The celestial curtain will be rising soon on a lunar extravaganza.
Sunday night, the Earth will slide directly between the moon and the sun, creating a total lunar eclipse. There won’t be another until 2021.
It will also be the year’s first supermoon, when a full moon appears a little bigger and brighter thanks to its slightly closer position.
The entire eclipse will exceed three hours. Totality — when the moon’s completely bathed in Earth’s shadow — will last an hour. Expect the eclipsed, or blood moon, to turn red from sunlight scattering off Earth’s atmosphere.
Everyone everywhere can catch the supermoon, weather permitting. But the entire eclipse will be visible only in North and South America, and across the Atlantic to western and northern Europe.
When and where to watch
This unique total lunar eclipse will begin on January 20 at 10:35 p.m. ET and end at 1:51 a.m. ET on January 21.
“Viewers will see a normal full moon at first starting at around 10:35 p.m. Eastern time,” said Walter Freeman, assistant teaching professor at Syracuse University’s College of Arts and Sciences’ physics department. “At that time, the Earth’s shadow will begin to pass in front of the moon, blocking almost all of the sun’s light from reaching it. Observers will see the moon appear to be progressively ‘swallowed up’ starting from the lower left.

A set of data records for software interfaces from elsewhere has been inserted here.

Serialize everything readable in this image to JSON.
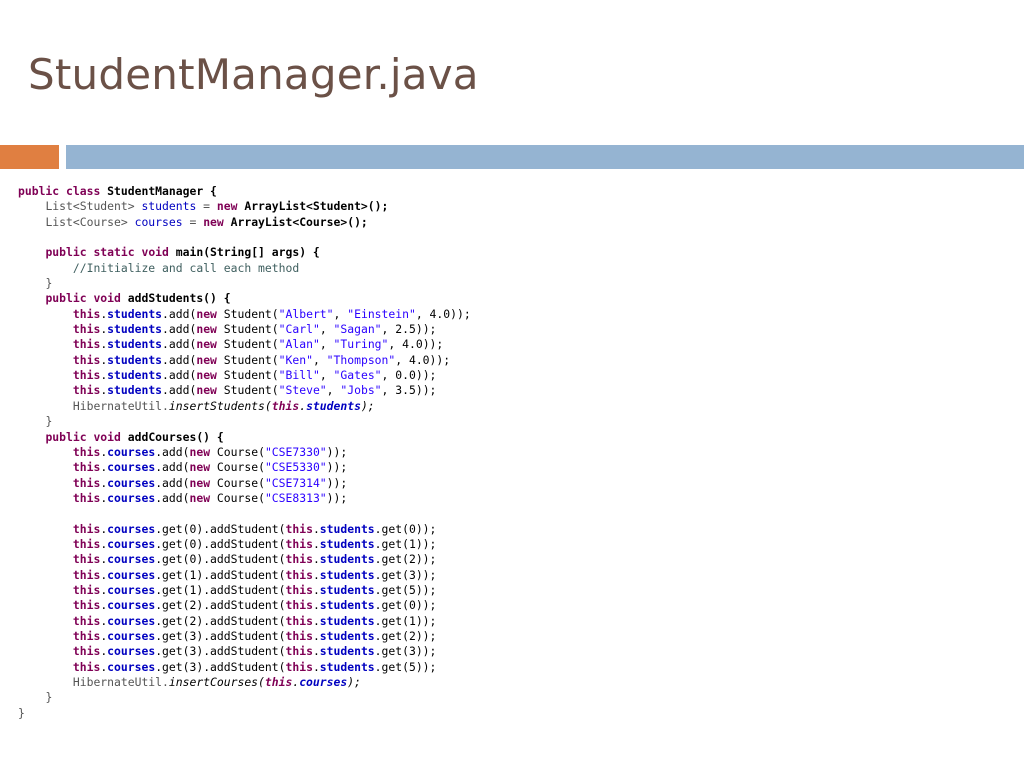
{
  "slide": {
    "title": "StudentManager.java"
  },
  "code": {
    "lines": [
      [
        [
          "public",
          "kw"
        ],
        [
          " ",
          "plain"
        ],
        [
          "class",
          "kw"
        ],
        [
          " StudentManager {",
          "bold"
        ]
      ],
      [
        [
          "    ",
          "plain"
        ],
        [
          "List<Student> ",
          "gray"
        ],
        [
          "students",
          "field"
        ],
        [
          " = ",
          "gray"
        ],
        [
          "new",
          "kw"
        ],
        [
          " ArrayList<Student>();",
          "bold"
        ]
      ],
      [
        [
          "    ",
          "plain"
        ],
        [
          "List<Course> ",
          "gray"
        ],
        [
          "courses",
          "field"
        ],
        [
          " = ",
          "gray"
        ],
        [
          "new",
          "kw"
        ],
        [
          " ArrayList<Course>();",
          "bold"
        ]
      ],
      [],
      [
        [
          "    ",
          "plain"
        ],
        [
          "public",
          "kw"
        ],
        [
          " ",
          "plain"
        ],
        [
          "static",
          "kw"
        ],
        [
          " ",
          "plain"
        ],
        [
          "void",
          "kw"
        ],
        [
          " main(String[] args) {",
          "bold"
        ]
      ],
      [
        [
          "        ",
          "plain"
        ],
        [
          "//Initialize and call each method",
          "comment"
        ]
      ],
      [
        [
          "    ",
          "plain"
        ],
        [
          "}",
          "gray"
        ]
      ],
      [
        [
          "    ",
          "plain"
        ],
        [
          "public",
          "kw"
        ],
        [
          " ",
          "plain"
        ],
        [
          "void",
          "kw"
        ],
        [
          " addStudents() {",
          "bold"
        ]
      ],
      [
        [
          "        ",
          "plain"
        ],
        [
          "this",
          "kw"
        ],
        [
          ".",
          "plain"
        ],
        [
          "students",
          "fieldb"
        ],
        [
          ".add(",
          "plain"
        ],
        [
          "new",
          "kw"
        ],
        [
          " Student(",
          "plain"
        ],
        [
          "\"Albert\"",
          "str"
        ],
        [
          ", ",
          "plain"
        ],
        [
          "\"Einstein\"",
          "str"
        ],
        [
          ", 4.0));",
          "plain"
        ]
      ],
      [
        [
          "        ",
          "plain"
        ],
        [
          "this",
          "kw"
        ],
        [
          ".",
          "plain"
        ],
        [
          "students",
          "fieldb"
        ],
        [
          ".add(",
          "plain"
        ],
        [
          "new",
          "kw"
        ],
        [
          " Student(",
          "plain"
        ],
        [
          "\"Carl\"",
          "str"
        ],
        [
          ", ",
          "plain"
        ],
        [
          "\"Sagan\"",
          "str"
        ],
        [
          ", 2.5));",
          "plain"
        ]
      ],
      [
        [
          "        ",
          "plain"
        ],
        [
          "this",
          "kw"
        ],
        [
          ".",
          "plain"
        ],
        [
          "students",
          "fieldb"
        ],
        [
          ".add(",
          "plain"
        ],
        [
          "new",
          "kw"
        ],
        [
          " Student(",
          "plain"
        ],
        [
          "\"Alan\"",
          "str"
        ],
        [
          ", ",
          "plain"
        ],
        [
          "\"Turing\"",
          "str"
        ],
        [
          ", 4.0));",
          "plain"
        ]
      ],
      [
        [
          "        ",
          "plain"
        ],
        [
          "this",
          "kw"
        ],
        [
          ".",
          "plain"
        ],
        [
          "students",
          "fieldb"
        ],
        [
          ".add(",
          "plain"
        ],
        [
          "new",
          "kw"
        ],
        [
          " Student(",
          "plain"
        ],
        [
          "\"Ken\"",
          "str"
        ],
        [
          ", ",
          "plain"
        ],
        [
          "\"Thompson\"",
          "str"
        ],
        [
          ", 4.0));",
          "plain"
        ]
      ],
      [
        [
          "        ",
          "plain"
        ],
        [
          "this",
          "kw"
        ],
        [
          ".",
          "plain"
        ],
        [
          "students",
          "fieldb"
        ],
        [
          ".add(",
          "plain"
        ],
        [
          "new",
          "kw"
        ],
        [
          " Student(",
          "plain"
        ],
        [
          "\"Bill\"",
          "str"
        ],
        [
          ", ",
          "plain"
        ],
        [
          "\"Gates\"",
          "str"
        ],
        [
          ", 0.0));",
          "plain"
        ]
      ],
      [
        [
          "        ",
          "plain"
        ],
        [
          "this",
          "kw"
        ],
        [
          ".",
          "plain"
        ],
        [
          "students",
          "fieldb"
        ],
        [
          ".add(",
          "plain"
        ],
        [
          "new",
          "kw"
        ],
        [
          " Student(",
          "plain"
        ],
        [
          "\"Steve\"",
          "str"
        ],
        [
          ", ",
          "plain"
        ],
        [
          "\"Jobs\"",
          "str"
        ],
        [
          ", 3.5));",
          "plain"
        ]
      ],
      [
        [
          "        ",
          "plain"
        ],
        [
          "HibernateUtil.",
          "gray"
        ],
        [
          "insertStudents(",
          "italic"
        ],
        [
          "this",
          "kwi"
        ],
        [
          ".",
          "italic"
        ],
        [
          "students",
          "fieldbi"
        ],
        [
          ");",
          "italic"
        ]
      ],
      [
        [
          "    ",
          "plain"
        ],
        [
          "}",
          "gray"
        ]
      ],
      [
        [
          "    ",
          "plain"
        ],
        [
          "public",
          "kw"
        ],
        [
          " ",
          "plain"
        ],
        [
          "void",
          "kw"
        ],
        [
          " addCourses() {",
          "bold"
        ]
      ],
      [
        [
          "        ",
          "plain"
        ],
        [
          "this",
          "kw"
        ],
        [
          ".",
          "plain"
        ],
        [
          "courses",
          "fieldb"
        ],
        [
          ".add(",
          "plain"
        ],
        [
          "new",
          "kw"
        ],
        [
          " Course(",
          "plain"
        ],
        [
          "\"CSE7330\"",
          "str"
        ],
        [
          "));",
          "plain"
        ]
      ],
      [
        [
          "        ",
          "plain"
        ],
        [
          "this",
          "kw"
        ],
        [
          ".",
          "plain"
        ],
        [
          "courses",
          "fieldb"
        ],
        [
          ".add(",
          "plain"
        ],
        [
          "new",
          "kw"
        ],
        [
          " Course(",
          "plain"
        ],
        [
          "\"CSE5330\"",
          "str"
        ],
        [
          "));",
          "plain"
        ]
      ],
      [
        [
          "        ",
          "plain"
        ],
        [
          "this",
          "kw"
        ],
        [
          ".",
          "plain"
        ],
        [
          "courses",
          "fieldb"
        ],
        [
          ".add(",
          "plain"
        ],
        [
          "new",
          "kw"
        ],
        [
          " Course(",
          "plain"
        ],
        [
          "\"CSE7314\"",
          "str"
        ],
        [
          "));",
          "plain"
        ]
      ],
      [
        [
          "        ",
          "plain"
        ],
        [
          "this",
          "kw"
        ],
        [
          ".",
          "plain"
        ],
        [
          "courses",
          "fieldb"
        ],
        [
          ".add(",
          "plain"
        ],
        [
          "new",
          "kw"
        ],
        [
          " Course(",
          "plain"
        ],
        [
          "\"CSE8313\"",
          "str"
        ],
        [
          "));",
          "plain"
        ]
      ],
      [],
      [
        [
          "        ",
          "plain"
        ],
        [
          "this",
          "kw"
        ],
        [
          ".",
          "plain"
        ],
        [
          "courses",
          "fieldb"
        ],
        [
          ".get(0).addStudent(",
          "plain"
        ],
        [
          "this",
          "kw"
        ],
        [
          ".",
          "plain"
        ],
        [
          "students",
          "fieldb"
        ],
        [
          ".get(0));",
          "plain"
        ]
      ],
      [
        [
          "        ",
          "plain"
        ],
        [
          "this",
          "kw"
        ],
        [
          ".",
          "plain"
        ],
        [
          "courses",
          "fieldb"
        ],
        [
          ".get(0).addStudent(",
          "plain"
        ],
        [
          "this",
          "kw"
        ],
        [
          ".",
          "plain"
        ],
        [
          "students",
          "fieldb"
        ],
        [
          ".get(1));",
          "plain"
        ]
      ],
      [
        [
          "        ",
          "plain"
        ],
        [
          "this",
          "kw"
        ],
        [
          ".",
          "plain"
        ],
        [
          "courses",
          "fieldb"
        ],
        [
          ".get(0).addStudent(",
          "plain"
        ],
        [
          "this",
          "kw"
        ],
        [
          ".",
          "plain"
        ],
        [
          "students",
          "fieldb"
        ],
        [
          ".get(2));",
          "plain"
        ]
      ],
      [
        [
          "        ",
          "plain"
        ],
        [
          "this",
          "kw"
        ],
        [
          ".",
          "plain"
        ],
        [
          "courses",
          "fieldb"
        ],
        [
          ".get(1).addStudent(",
          "plain"
        ],
        [
          "this",
          "kw"
        ],
        [
          ".",
          "plain"
        ],
        [
          "students",
          "fieldb"
        ],
        [
          ".get(3));",
          "plain"
        ]
      ],
      [
        [
          "        ",
          "plain"
        ],
        [
          "this",
          "kw"
        ],
        [
          ".",
          "plain"
        ],
        [
          "courses",
          "fieldb"
        ],
        [
          ".get(1).addStudent(",
          "plain"
        ],
        [
          "this",
          "kw"
        ],
        [
          ".",
          "plain"
        ],
        [
          "students",
          "fieldb"
        ],
        [
          ".get(5));",
          "plain"
        ]
      ],
      [
        [
          "        ",
          "plain"
        ],
        [
          "this",
          "kw"
        ],
        [
          ".",
          "plain"
        ],
        [
          "courses",
          "fieldb"
        ],
        [
          ".get(2).addStudent(",
          "plain"
        ],
        [
          "this",
          "kw"
        ],
        [
          ".",
          "plain"
        ],
        [
          "students",
          "fieldb"
        ],
        [
          ".get(0));",
          "plain"
        ]
      ],
      [
        [
          "        ",
          "plain"
        ],
        [
          "this",
          "kw"
        ],
        [
          ".",
          "plain"
        ],
        [
          "courses",
          "fieldb"
        ],
        [
          ".get(2).addStudent(",
          "plain"
        ],
        [
          "this",
          "kw"
        ],
        [
          ".",
          "plain"
        ],
        [
          "students",
          "fieldb"
        ],
        [
          ".get(1));",
          "plain"
        ]
      ],
      [
        [
          "        ",
          "plain"
        ],
        [
          "this",
          "kw"
        ],
        [
          ".",
          "plain"
        ],
        [
          "courses",
          "fieldb"
        ],
        [
          ".get(3).addStudent(",
          "plain"
        ],
        [
          "this",
          "kw"
        ],
        [
          ".",
          "plain"
        ],
        [
          "students",
          "fieldb"
        ],
        [
          ".get(2));",
          "plain"
        ]
      ],
      [
        [
          "        ",
          "plain"
        ],
        [
          "this",
          "kw"
        ],
        [
          ".",
          "plain"
        ],
        [
          "courses",
          "fieldb"
        ],
        [
          ".get(3).addStudent(",
          "plain"
        ],
        [
          "this",
          "kw"
        ],
        [
          ".",
          "plain"
        ],
        [
          "students",
          "fieldb"
        ],
        [
          ".get(3));",
          "plain"
        ]
      ],
      [
        [
          "        ",
          "plain"
        ],
        [
          "this",
          "kw"
        ],
        [
          ".",
          "plain"
        ],
        [
          "courses",
          "fieldb"
        ],
        [
          ".get(3).addStudent(",
          "plain"
        ],
        [
          "this",
          "kw"
        ],
        [
          ".",
          "plain"
        ],
        [
          "students",
          "fieldb"
        ],
        [
          ".get(5));",
          "plain"
        ]
      ],
      [
        [
          "        ",
          "plain"
        ],
        [
          "HibernateUtil.",
          "gray"
        ],
        [
          "insertCourses(",
          "italic"
        ],
        [
          "this",
          "kwi"
        ],
        [
          ".",
          "italic"
        ],
        [
          "courses",
          "fieldbi"
        ],
        [
          ");",
          "italic"
        ]
      ],
      [
        [
          "    ",
          "plain"
        ],
        [
          "}",
          "gray"
        ]
      ],
      [
        [
          "}",
          "gray"
        ]
      ]
    ]
  }
}
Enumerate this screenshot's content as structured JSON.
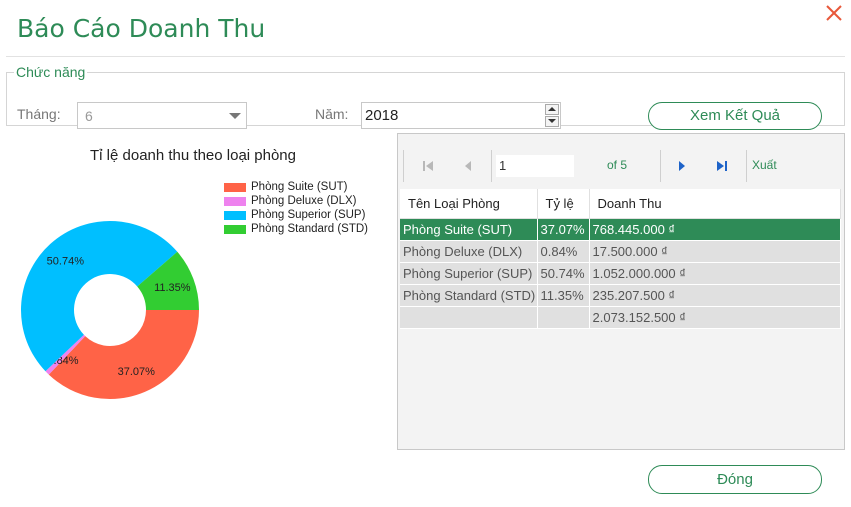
{
  "window": {
    "title": "Báo Cáo Doanh Thu"
  },
  "filter": {
    "legend": "Chức năng",
    "month_label": "Tháng:",
    "month_value": "6",
    "year_label": "Năm:",
    "year_value": "2018",
    "view_button": "Xem Kết Quả"
  },
  "chart_data": {
    "type": "pie",
    "title": "Tỉ lệ doanh thu theo loại phòng",
    "categories": [
      "Phòng Suite (SUT)",
      "Phòng Deluxe (DLX)",
      "Phòng Superior (SUP)",
      "Phòng Standard (STD)"
    ],
    "values": [
      37.07,
      0.84,
      50.74,
      11.35
    ],
    "labels": [
      "37.07%",
      "0.84%",
      "50.74%",
      "11.35%"
    ],
    "colors": [
      "#ff6347",
      "#ee82ee",
      "#00bfff",
      "#32cd32"
    ],
    "legend_position": "top-right",
    "donut": true
  },
  "pager": {
    "current_page": "1",
    "of_text": "of 5",
    "export_label": "Xuất"
  },
  "table": {
    "headers": [
      "Tên Loại Phòng",
      "Tỷ lệ",
      "Doanh Thu"
    ],
    "rows": [
      [
        "Phòng Suite (SUT)",
        "37.07%",
        "768.445.000 ₫"
      ],
      [
        "Phòng Deluxe (DLX)",
        "0.84%",
        "17.500.000 ₫"
      ],
      [
        "Phòng Superior (SUP)",
        "50.74%",
        "1.052.000.000 ₫"
      ],
      [
        "Phòng Standard (STD)",
        "11.35%",
        "235.207.500 ₫"
      ]
    ],
    "total": [
      "",
      "",
      "2.073.152.500 ₫"
    ]
  },
  "footer": {
    "close_button": "Đóng"
  },
  "icons": {
    "close": "close-x-icon",
    "first": "first-page-icon",
    "prev": "prev-page-icon",
    "next": "next-page-icon",
    "last": "last-page-icon"
  },
  "colors": {
    "accent": "#2e8b57",
    "close_x": "#e8583a"
  }
}
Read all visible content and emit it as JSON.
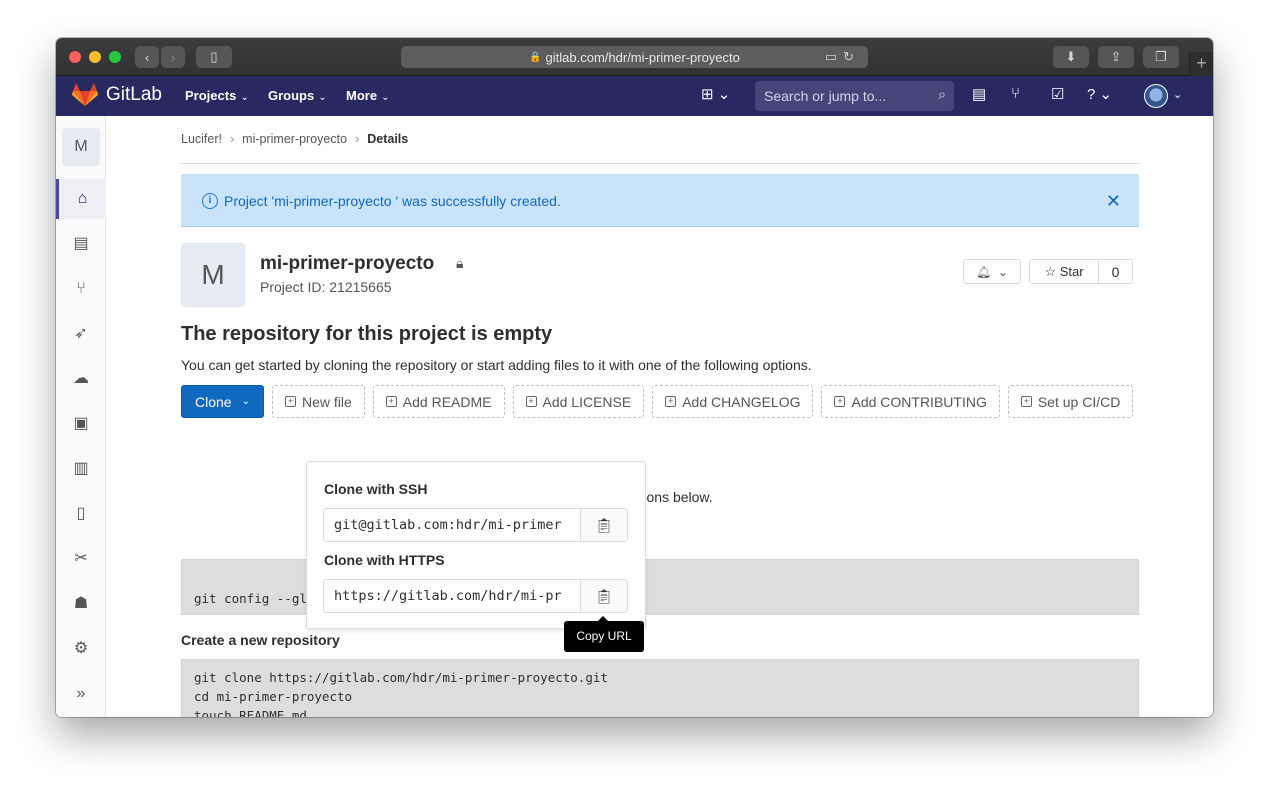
{
  "browser": {
    "url": "gitlab.com/hdr/mi-primer-proyecto"
  },
  "navbar": {
    "brand": "GitLab",
    "projects": "Projects",
    "groups": "Groups",
    "more": "More",
    "search_placeholder": "Search or jump to..."
  },
  "sidebar": {
    "project_initial": "M"
  },
  "breadcrumb": {
    "items": [
      "Lucifer!",
      "mi-primer-proyecto",
      "Details"
    ]
  },
  "alert": {
    "message": "Project 'mi-primer-proyecto ' was successfully created."
  },
  "project": {
    "initial": "M",
    "name": "mi-primer-proyecto",
    "id_text": "Project ID: 21215665",
    "star_label": "Star",
    "star_count": "0"
  },
  "empty": {
    "title": "The repository for this project is empty",
    "subtitle": "You can get started by cloning the repository or start adding files to it with one of the following options.",
    "partial_text": "r using the instructions below."
  },
  "actions": {
    "clone": "Clone",
    "buttons": [
      "New file",
      "Add README",
      "Add LICENSE",
      "Add CHANGELOG",
      "Add CONTRIBUTING",
      "Set up CI/CD"
    ]
  },
  "clone_dropdown": {
    "ssh_label": "Clone with SSH",
    "ssh_value": "git@gitlab.com:hdr/mi-primer",
    "https_label": "Clone with HTTPS",
    "https_value": "https://gitlab.com/hdr/mi-pr",
    "tooltip": "Copy URL"
  },
  "code": {
    "git_config_line": "git config --global user.email \"        outlook.com\"",
    "new_repo_title": "Create a new repository",
    "new_repo_lines": [
      "git clone https://gitlab.com/hdr/mi-primer-proyecto.git",
      "cd mi-primer-proyecto",
      "touch README.md"
    ]
  },
  "colors": {
    "navbar": "#292961",
    "primary_button": "#1068bf",
    "alert_bg": "#c9e3fb"
  }
}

This process will end at 11:40 p.m., when the Earth’s shadow covers the whole of the moon’s surface; this is the beginning of ‘totality.’ This will last until around 12:40 a.m., when the motion of the Earth’s shadow will carry it past the moon, and the moon will gradually again be lit by the sun. At 1:45 a.m., the moon will be fully visible again.”
The full eclipse begins at 0440 GMT in the UK and will appear red at 0512 GMT, according to the Royal Astronomical Society.
Most of the world has a good view for this total lunar eclipse, but check Time and Date to see the timing in your area. North and South America, Europe and western Africa will see a total lunar eclipse, but eastern Africa and Asia will only observe a partial eclipse. To be even more precise, the Royal Astronomical Society said viewers in northwestern France, northwestern Spain, Portugal, the eastern Pacific and northeastern tip of Russia will see the total eclipse.
This will be the last total lunar eclipse visible in the United States until 2022. The United States missed out on the longest total lunar eclipse of the century, which happened in July 2018.
But why don’t we see total lunar eclipses more often?
“There is a little less than one total lunar eclipse per year on average,” Freeman said. “A lunar eclipse can only happen during a full moon, when the moon is on the opposite side of the Earth from the sun. But the moon’s orbit is tilted a little bit compared to the Earth’s, so usually when the moon is full, the Earth’s shadow passes a little bit above or a little bit below it. This is why we don’t have a lunar eclipse every month.”
Partial eclipses are more common.
The Virtual Telescope Project will share a live stream of the lunar eclipse at its brightest above the skyline of Rome.
And unlike solar eclipses, the lunar eclipse is safe to view with the naked eye or binoculars. It also affords a unique view of the sky.
“A blood moon is one of the few opportunities we have to see both the moon and the stars in the sky at the same time, since the moon is usually too bright,” Freeman said.